The island of Shodoshima is inhabited by mostly farmers and merchants, and many of them are impoverished. Oishi's students walk themselves to class and work after school; many of them are being groomed to take over or work in the family business. Into this world steps Oishi, a woman whose own background has taught her that education should be had by everyone and that having and following your dreams is essential. Oishi's twelve students take to her so well that when she tears a tendon, they decide to walk to see her, not realizing that she lives clear on the other side of the island. Five years pass, and at the beginning of what should be the student' sixth grade, politics and poverty are beginning to take their toll of the island's inhabitants. A teacher is accused of being a communist, and Matsue, one of Oishi's students, is forced to drop out of school after her mother dies. Later that year, while writing a paper on their hopes for the future, Fujiko, another student, breaks down in tears. It is impossible for her to have hope for the future, as her family's house has just been sold and she may have to move. That same year another student will drop out, citing her mother's need for her to cook at home; in addition, her male students begin to talk about their interest in joining the army - this as World War II is just around the corner.
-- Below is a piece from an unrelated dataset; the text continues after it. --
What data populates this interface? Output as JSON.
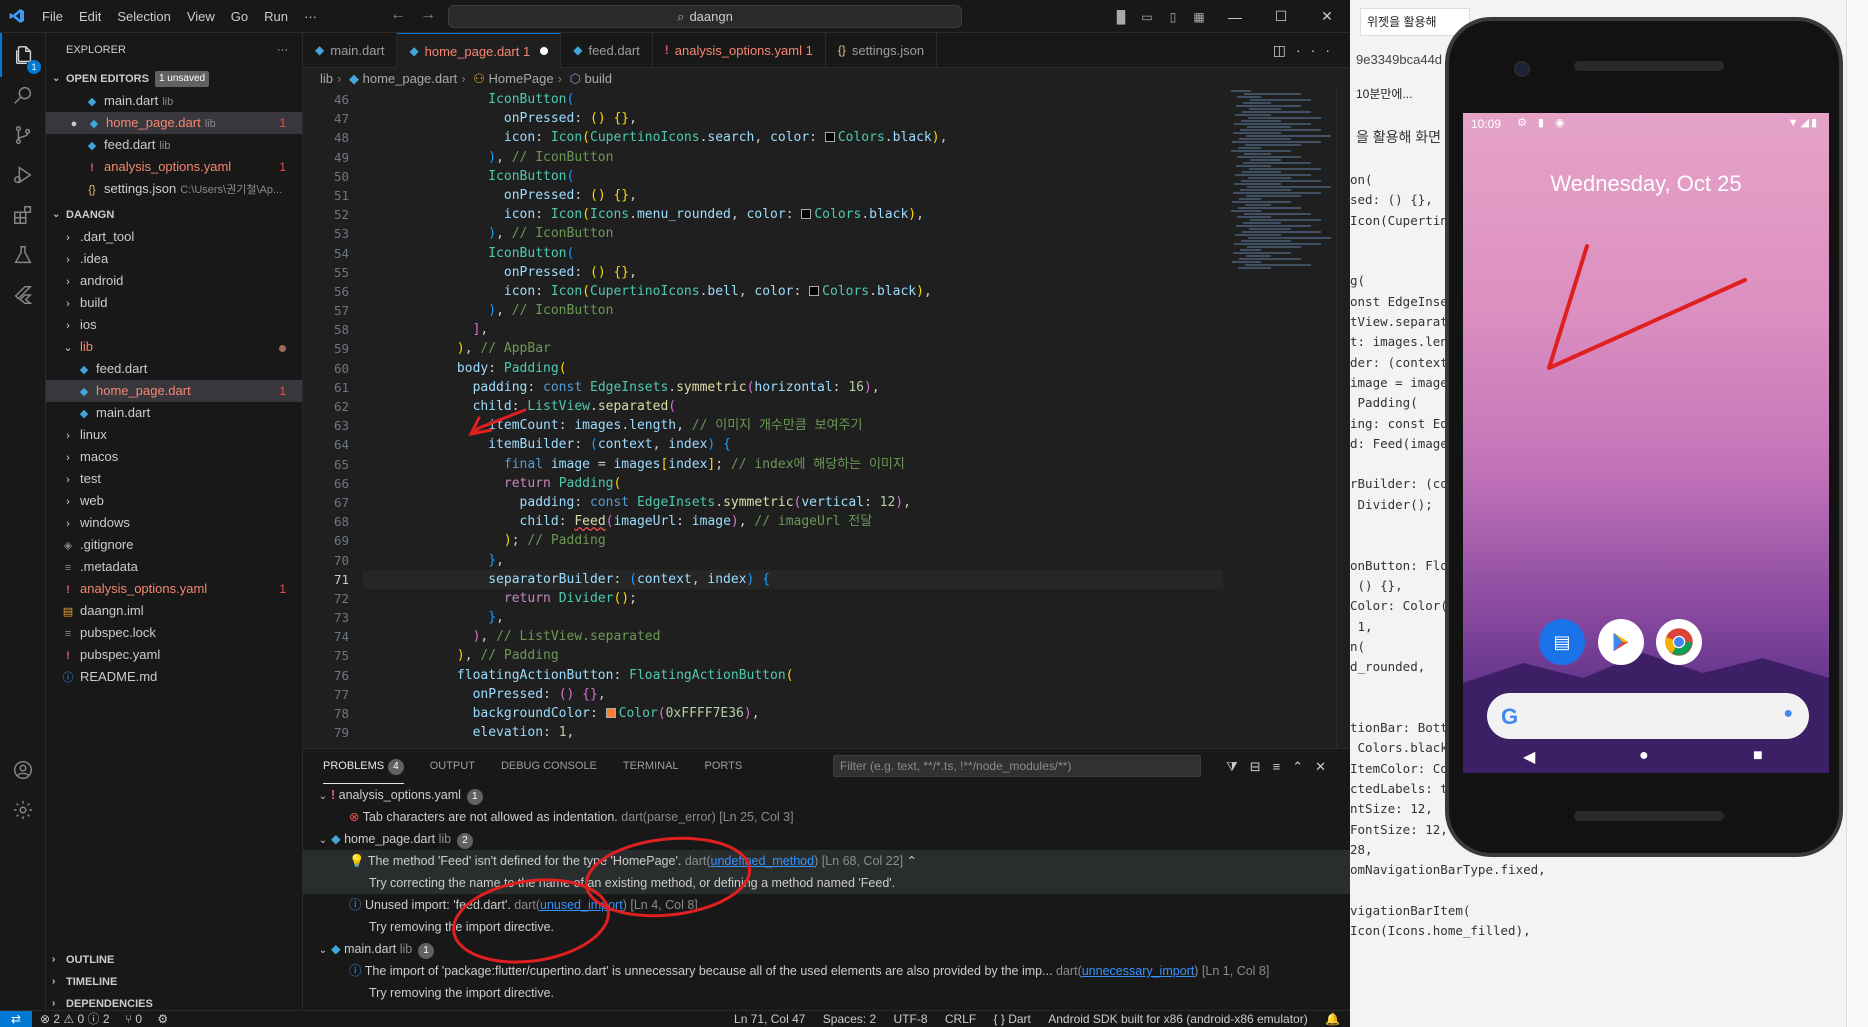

Twenty-Four Eyes is about more than just the impact that a teacher has on her students. It is also about change. At the beginning of the film, each of Oishi's students exhibits the attributes of children everywhere; they are naïve, playful, and inquisitive; some are shyer than others, some leaders, some followers. The audience gets to know each of these students and hopes along with Oishi that they can achieve if not greatness at least a sense of personal fulfillment. As it becomes clear that that will not happen for all of them, the audience sympathizes with their plights and understands Oishi's growing disillusionment with a system that she cannot change. Film critic Tadao Sato once wrote that Twenty-Four Eyes has "wrung more tears out of Japanese audiences than any other post-war film." Watching it, it is easy to see why.
Twenty-Four Eyes takes place during a time when the idea of getting a balanced education clashed with both the patriotic fervor sweeping through Japan and common beliefs, be they born out of financial necessity or tradition. As a consequence, young girls will take menial jobs to help their parents out financially, and young boys will go off to fight a war they are taught it is honorable to die in. Very few of them will end up in the career that they had wanted for themselves, and the reasons for this will have nothing to do with their own personal shortcomings. As Oishi stands in front of the next generation of students at the end of the film, she can only hope that the future is brighter for these twenty-four eyes than it was for their predecessors. (on DVD from Criterion Collection)
Four and a half stars
*Twenty-Four Eyes is in Japanese with English subtitles.
*Twenty-Four Eyes beat out The Seven Samurai for Best Picture of the Year at the Kinema Junpo (Japan's Oscars) in 1955.